So again, that's what we're doing with the remittance rule. We're considering whether and, if so, where to set a threshold. That's reflecting the fact that many institutions may only do a remittance transaction on an irregular basis, and it's not part of their normal business. What's important is that we try to level the playing field between banks and nonbanks, who were way off in a different direction. There was something and there was nothing, and that doesn't work. But in a thoughtful, careful way, potentially writing rules that might apply differently at different levels of institutions with different business models, that makes sense. The notion that rules applicable in one consumer market are necessarily exactly the same as would apply in other consumer markets, it's much more situational than that. And I think that's true here. But the important thing is that when there are rules in place, that everybody is held to comply with them on an even-handed basis, it doesn't mean that every particular example is the same.
AB: So is the ultimate goal to level the playing field between small and large institutions? There is obviously tension between the big banks and the small banks on that question.
Cordray: Well, in most of the consumer markets, you take the largest institutions, and you're talking about 80, 85, 90% market share. I just think that it makes sense for us to consider carefully what burdens we're imposing on different types of institutions and be a little bit nuanced about that.
AB: Speaking of regulations, where are you on the "Qualified-Mortgage" — or QM — rule?
Cordray: We recognize that there are links in the chain here, that it's important for us to proceed more quickly because the [separate Qualified Residential Mortgage] rule is … built on and affected by the QM rule. Mortgage markets are waiting on both. We had said …that in the first half of the year we would try to come out with the QM rule, and at this point that's our time frame.
It's a complicated situation, with the QM rule … The mortgage market is so unnaturally depressed at the moment. It was so unnaturally heated before the financial crisis that it feels like we haven't had a natural or sort of sustainable mortgage market for a number of years. And so recent data is not very illuminative on where the mortgage market is going, and that feels like a hard set of calls that we're going to have to make around that. We want to make sure we get that as right as we can, so we're trying to be careful.
AB: You come from an enforcement background, and you've talked about the advantages of using supervision as a tool. But what about your policymaking authority? What tool is more effective: writing rules, or enforcing them?
Cordray: To us there are two different aspects of the rulemaking. There are certain rules that Congress has specified we have to adopt. Many of them have very specific deadlines, many of them have provisions that would kick into play if we were not to meet those deadlines. So it's very important that we do because otherwise institutions would have to go in a different direction and veer back when the rules were written.
Then there are areas where we have rulemaking authority but there's not a particular mandate for us to do something. It's going to be discretionary for us as we see it. On the mandatory rulemaking agenda, there's a lot for us to do in a short time that puts some strains on our ability to deliver, and it puts a premium on us being able to think more quickly, gather data more quickly.
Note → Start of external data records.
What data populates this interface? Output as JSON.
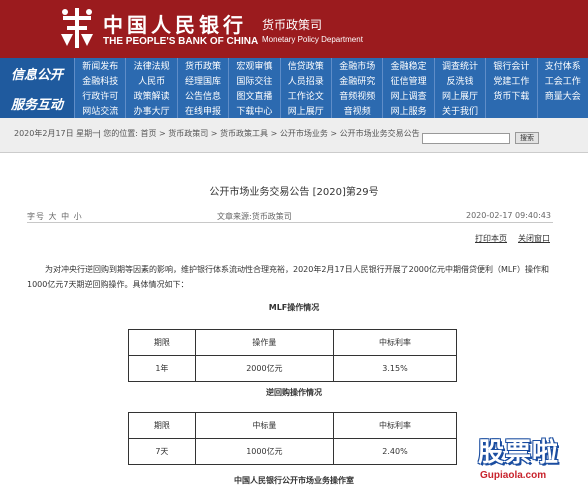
{
  "header": {
    "title_cn": "中国人民银行",
    "title_en": "THE PEOPLE'S BANK OF CHINA",
    "dept_cn": "货币政策司",
    "dept_en": "Monetary Policy Department",
    "bg_color": "#9b1b1e"
  },
  "nav": {
    "section1": "信息公开",
    "section2": "服务互动",
    "row1": [
      "新闻发布",
      "法律法规",
      "货币政策",
      "宏观审慎",
      "信贷政策",
      "金融市场",
      "金融稳定",
      "调查统计",
      "银行会计",
      "支付体系"
    ],
    "row2": [
      "金融科技",
      "人民币",
      "经理国库",
      "国际交往",
      "人员招录",
      "金融研究",
      "征信管理",
      "反洗钱",
      "党建工作",
      "工会工作"
    ],
    "row3": [
      "行政许可",
      "政策解读",
      "公告信息",
      "图文直播",
      "工作论文",
      "音频视频",
      "网上调查",
      "网上展厅",
      "货币下载",
      "商量大会"
    ],
    "row4": [
      "网站交流",
      "办事大厅",
      "在线申报",
      "下载中心",
      "网上展厅",
      "音视频",
      "网上服务",
      "关于我们",
      "",
      ""
    ]
  },
  "breadcrumb": {
    "date": "2020年2月17日 星期一",
    "path": "| 您的位置: 首页 > 货币政策司 > 货币政策工具 > 公开市场业务 > 公开市场业务交易公告",
    "search_button": "搜索"
  },
  "article": {
    "title": "公开市场业务交易公告 [2020]第29号",
    "font_size_label": "字号  大 中 小",
    "source": "文章来源:货币政策司",
    "timestamp": "2020-02-17 09:40:43",
    "print": "打印本页",
    "close": "关闭窗口",
    "paragraph": "为对冲央行逆回购到期等因素的影响，维护银行体系流动性合理充裕，2020年2月17日人民银行开展了2000亿元中期借贷便利（MLF）操作和1000亿元7天期逆回购操作。具体情况如下：",
    "mlf_heading": "MLF操作情况",
    "repo_heading": "逆回购操作情况",
    "footer": "中国人民银行公开市场业务操作室"
  },
  "mlf_table": {
    "headers": [
      "期限",
      "操作量",
      "中标利率"
    ],
    "rows": [
      [
        "1年",
        "2000亿元",
        "3.15%"
      ]
    ]
  },
  "repo_table": {
    "headers": [
      "期限",
      "中标量",
      "中标利率"
    ],
    "rows": [
      [
        "7天",
        "1000亿元",
        "2.40%"
      ]
    ]
  },
  "watermark": {
    "cn": "股票啦",
    "en": "Gupiaola.com"
  }
}
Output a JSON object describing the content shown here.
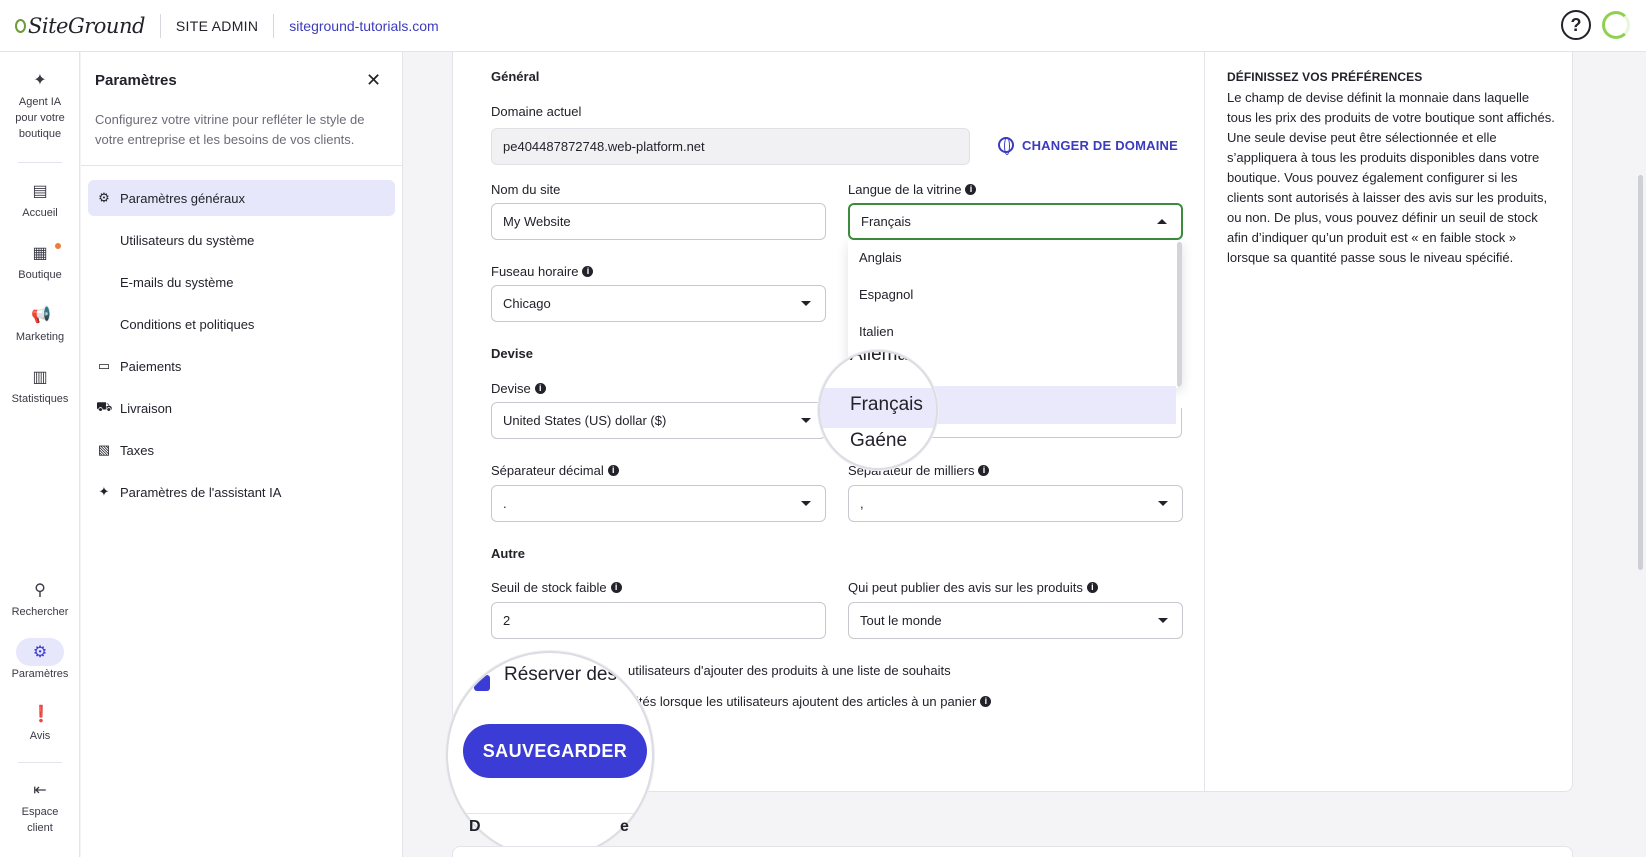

Then there are other issues where we intend to be more broadly consultative and take our time to think through what's the right approach. Rulemaking is a very powerful tool. It's essentially us standing in the shoes of the legislative branch and specifying rules of the road that people have to comply with … It also is an effective tool in some respects if you're trying to affect an entire market.